(EXTRACTED MATERIAL Opens)

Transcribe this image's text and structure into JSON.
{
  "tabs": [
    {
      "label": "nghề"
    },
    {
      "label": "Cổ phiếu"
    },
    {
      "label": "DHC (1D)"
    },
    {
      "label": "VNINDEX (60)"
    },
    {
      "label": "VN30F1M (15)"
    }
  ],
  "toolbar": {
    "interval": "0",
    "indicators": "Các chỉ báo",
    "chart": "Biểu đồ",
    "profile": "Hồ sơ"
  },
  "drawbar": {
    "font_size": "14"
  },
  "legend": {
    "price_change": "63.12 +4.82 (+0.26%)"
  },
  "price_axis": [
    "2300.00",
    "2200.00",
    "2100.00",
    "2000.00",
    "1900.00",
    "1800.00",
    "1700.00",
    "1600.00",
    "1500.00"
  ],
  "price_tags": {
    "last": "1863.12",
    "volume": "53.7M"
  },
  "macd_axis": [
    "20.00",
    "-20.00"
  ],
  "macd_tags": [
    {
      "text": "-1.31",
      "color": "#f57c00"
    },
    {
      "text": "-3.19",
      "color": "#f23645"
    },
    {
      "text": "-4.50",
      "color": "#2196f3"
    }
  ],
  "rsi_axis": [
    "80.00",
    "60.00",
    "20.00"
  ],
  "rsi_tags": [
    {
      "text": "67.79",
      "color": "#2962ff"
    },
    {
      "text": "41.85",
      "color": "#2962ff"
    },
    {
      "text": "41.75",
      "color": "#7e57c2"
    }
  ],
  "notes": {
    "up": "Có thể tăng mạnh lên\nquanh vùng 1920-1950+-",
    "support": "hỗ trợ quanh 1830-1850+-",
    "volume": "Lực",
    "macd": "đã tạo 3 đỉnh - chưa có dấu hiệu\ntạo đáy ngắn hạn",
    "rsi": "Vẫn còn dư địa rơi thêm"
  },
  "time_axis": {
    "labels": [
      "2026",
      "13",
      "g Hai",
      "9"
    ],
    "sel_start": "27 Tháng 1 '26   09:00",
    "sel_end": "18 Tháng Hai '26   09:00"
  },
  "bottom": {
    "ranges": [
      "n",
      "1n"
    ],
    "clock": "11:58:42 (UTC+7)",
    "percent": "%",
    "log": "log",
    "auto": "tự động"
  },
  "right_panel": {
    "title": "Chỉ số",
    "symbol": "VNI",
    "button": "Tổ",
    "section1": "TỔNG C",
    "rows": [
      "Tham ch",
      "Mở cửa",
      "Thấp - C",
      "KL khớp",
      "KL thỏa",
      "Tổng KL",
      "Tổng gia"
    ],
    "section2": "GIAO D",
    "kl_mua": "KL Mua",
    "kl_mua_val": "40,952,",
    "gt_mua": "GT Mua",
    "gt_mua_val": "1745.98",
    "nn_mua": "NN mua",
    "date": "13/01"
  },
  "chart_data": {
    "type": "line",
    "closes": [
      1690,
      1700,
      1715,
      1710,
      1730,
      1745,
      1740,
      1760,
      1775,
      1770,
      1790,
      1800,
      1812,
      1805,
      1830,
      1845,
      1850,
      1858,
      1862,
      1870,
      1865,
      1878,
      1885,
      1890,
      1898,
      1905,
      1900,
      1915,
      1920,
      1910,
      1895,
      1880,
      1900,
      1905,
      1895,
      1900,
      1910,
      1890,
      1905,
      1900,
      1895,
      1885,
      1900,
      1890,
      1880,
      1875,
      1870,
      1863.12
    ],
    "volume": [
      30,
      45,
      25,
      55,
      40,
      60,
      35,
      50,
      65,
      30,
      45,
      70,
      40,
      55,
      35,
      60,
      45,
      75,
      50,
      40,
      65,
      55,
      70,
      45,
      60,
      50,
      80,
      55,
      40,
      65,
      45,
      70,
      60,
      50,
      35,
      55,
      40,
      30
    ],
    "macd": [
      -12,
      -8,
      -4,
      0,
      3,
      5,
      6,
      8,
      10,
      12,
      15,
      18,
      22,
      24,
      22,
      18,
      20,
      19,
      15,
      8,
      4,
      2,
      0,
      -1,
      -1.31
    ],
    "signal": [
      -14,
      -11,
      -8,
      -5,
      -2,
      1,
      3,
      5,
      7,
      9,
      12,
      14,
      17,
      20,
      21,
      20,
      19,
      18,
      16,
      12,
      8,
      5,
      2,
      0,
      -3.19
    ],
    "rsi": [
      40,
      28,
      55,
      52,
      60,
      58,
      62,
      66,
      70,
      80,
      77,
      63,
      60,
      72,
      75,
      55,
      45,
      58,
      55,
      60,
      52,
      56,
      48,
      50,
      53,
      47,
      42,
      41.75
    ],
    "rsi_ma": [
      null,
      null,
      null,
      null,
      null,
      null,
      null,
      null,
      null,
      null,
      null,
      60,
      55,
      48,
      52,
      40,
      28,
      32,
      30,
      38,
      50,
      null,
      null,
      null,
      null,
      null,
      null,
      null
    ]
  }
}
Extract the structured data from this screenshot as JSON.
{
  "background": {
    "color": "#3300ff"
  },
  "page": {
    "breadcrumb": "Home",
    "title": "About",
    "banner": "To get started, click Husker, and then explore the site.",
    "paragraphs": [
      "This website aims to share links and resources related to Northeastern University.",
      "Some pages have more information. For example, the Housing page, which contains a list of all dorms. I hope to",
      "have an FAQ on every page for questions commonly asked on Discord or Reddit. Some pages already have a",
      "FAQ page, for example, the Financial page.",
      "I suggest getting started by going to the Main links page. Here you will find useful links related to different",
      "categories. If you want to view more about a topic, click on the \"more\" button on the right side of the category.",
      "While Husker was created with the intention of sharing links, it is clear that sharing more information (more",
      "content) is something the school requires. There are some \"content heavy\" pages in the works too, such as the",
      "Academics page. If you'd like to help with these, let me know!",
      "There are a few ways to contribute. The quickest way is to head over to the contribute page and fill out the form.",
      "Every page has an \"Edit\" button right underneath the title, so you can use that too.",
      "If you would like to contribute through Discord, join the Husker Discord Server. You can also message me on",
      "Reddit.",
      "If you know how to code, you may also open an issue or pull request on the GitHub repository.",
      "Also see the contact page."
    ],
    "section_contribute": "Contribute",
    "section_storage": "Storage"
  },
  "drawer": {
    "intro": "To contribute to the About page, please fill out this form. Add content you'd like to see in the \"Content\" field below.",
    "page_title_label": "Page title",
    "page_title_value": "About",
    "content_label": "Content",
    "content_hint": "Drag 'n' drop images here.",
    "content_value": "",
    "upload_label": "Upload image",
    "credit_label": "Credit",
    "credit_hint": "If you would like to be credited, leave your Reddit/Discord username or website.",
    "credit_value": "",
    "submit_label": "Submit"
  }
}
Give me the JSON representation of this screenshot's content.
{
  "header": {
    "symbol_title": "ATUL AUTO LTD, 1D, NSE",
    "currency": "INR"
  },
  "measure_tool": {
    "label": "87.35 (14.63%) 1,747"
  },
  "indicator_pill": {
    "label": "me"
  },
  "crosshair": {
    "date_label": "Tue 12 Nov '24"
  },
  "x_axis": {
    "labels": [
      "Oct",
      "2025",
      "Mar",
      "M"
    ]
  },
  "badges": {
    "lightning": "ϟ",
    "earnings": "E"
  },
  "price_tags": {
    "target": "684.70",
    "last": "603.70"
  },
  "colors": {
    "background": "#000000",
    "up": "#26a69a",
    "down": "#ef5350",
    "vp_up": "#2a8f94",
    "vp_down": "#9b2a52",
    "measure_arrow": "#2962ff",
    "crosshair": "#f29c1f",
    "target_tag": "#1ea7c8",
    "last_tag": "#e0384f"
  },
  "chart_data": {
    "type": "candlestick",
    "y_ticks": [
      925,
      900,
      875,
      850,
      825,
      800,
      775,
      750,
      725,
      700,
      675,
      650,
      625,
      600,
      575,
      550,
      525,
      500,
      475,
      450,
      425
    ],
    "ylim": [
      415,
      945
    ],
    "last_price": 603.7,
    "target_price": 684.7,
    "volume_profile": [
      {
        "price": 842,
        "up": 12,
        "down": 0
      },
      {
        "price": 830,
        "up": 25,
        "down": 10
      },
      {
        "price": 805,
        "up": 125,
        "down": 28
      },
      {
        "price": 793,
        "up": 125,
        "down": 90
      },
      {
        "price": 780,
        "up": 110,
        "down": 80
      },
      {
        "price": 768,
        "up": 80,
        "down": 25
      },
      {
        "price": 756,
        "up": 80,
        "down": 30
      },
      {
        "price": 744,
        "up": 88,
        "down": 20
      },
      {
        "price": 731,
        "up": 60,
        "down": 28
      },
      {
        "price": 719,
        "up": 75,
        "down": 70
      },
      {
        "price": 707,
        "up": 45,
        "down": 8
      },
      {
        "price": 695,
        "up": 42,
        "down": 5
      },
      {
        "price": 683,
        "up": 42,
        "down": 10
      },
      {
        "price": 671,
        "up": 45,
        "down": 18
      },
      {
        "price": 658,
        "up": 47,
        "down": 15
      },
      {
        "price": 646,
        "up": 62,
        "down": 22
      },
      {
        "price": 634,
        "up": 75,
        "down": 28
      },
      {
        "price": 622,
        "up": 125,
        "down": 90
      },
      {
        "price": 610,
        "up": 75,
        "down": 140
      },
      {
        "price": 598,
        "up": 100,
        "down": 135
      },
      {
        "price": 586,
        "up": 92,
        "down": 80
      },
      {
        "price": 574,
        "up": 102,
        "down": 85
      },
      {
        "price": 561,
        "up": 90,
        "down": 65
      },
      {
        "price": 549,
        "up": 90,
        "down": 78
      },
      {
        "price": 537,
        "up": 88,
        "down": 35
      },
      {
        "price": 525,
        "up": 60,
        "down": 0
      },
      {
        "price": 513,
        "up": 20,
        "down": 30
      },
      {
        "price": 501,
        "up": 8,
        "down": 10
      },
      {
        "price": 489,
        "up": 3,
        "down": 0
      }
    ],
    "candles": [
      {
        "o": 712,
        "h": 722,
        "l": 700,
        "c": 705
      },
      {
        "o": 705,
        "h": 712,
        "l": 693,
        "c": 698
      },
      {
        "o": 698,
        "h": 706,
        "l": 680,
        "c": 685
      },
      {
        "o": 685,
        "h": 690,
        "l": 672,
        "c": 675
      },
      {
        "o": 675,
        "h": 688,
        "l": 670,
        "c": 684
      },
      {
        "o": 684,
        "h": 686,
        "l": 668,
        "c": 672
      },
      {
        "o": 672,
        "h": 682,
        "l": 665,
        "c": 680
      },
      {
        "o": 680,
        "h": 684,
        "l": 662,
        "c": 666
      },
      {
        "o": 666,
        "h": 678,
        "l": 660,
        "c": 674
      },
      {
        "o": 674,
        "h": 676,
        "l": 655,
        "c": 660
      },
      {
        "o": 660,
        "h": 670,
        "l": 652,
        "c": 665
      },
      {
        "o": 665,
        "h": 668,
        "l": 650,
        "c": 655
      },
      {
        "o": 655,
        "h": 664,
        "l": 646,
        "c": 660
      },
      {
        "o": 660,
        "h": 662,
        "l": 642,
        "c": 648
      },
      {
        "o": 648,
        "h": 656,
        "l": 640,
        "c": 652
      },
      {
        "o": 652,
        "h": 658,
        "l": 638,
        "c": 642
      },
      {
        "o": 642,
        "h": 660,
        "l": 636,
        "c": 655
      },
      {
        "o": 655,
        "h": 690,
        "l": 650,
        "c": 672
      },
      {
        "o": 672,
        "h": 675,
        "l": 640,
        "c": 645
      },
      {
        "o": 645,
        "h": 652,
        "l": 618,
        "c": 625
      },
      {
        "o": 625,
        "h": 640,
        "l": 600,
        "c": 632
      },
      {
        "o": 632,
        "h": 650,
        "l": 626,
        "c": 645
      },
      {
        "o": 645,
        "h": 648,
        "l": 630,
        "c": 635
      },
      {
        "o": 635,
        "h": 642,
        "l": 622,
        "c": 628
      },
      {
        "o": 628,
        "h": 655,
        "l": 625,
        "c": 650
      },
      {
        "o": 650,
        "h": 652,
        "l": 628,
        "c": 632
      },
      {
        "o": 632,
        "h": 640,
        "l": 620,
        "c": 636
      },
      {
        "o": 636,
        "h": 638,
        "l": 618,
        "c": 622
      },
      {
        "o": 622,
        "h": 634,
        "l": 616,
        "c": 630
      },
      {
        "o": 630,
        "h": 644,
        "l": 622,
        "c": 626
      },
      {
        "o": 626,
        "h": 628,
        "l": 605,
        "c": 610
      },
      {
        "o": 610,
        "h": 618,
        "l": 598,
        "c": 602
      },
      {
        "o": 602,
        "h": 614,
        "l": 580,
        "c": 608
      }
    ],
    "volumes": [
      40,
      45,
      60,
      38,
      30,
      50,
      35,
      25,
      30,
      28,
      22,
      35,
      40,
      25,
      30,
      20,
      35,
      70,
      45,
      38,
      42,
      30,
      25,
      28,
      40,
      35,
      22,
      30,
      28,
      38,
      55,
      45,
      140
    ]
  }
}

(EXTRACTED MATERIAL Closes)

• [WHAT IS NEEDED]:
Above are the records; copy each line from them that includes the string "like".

• [RESPONSE]:
      "Academics page. If you'd like to help with these, let me know!",
      "If you would like to contribute through Discord, join the Husker Discord Server. You can also message me on",
    "intro": "To contribute to the About page, please fill out this form. Add content you'd like to see in the \"Content\" field below.",
    "credit_hint": "If you would like to be credited, leave your Reddit/Discord username or website.",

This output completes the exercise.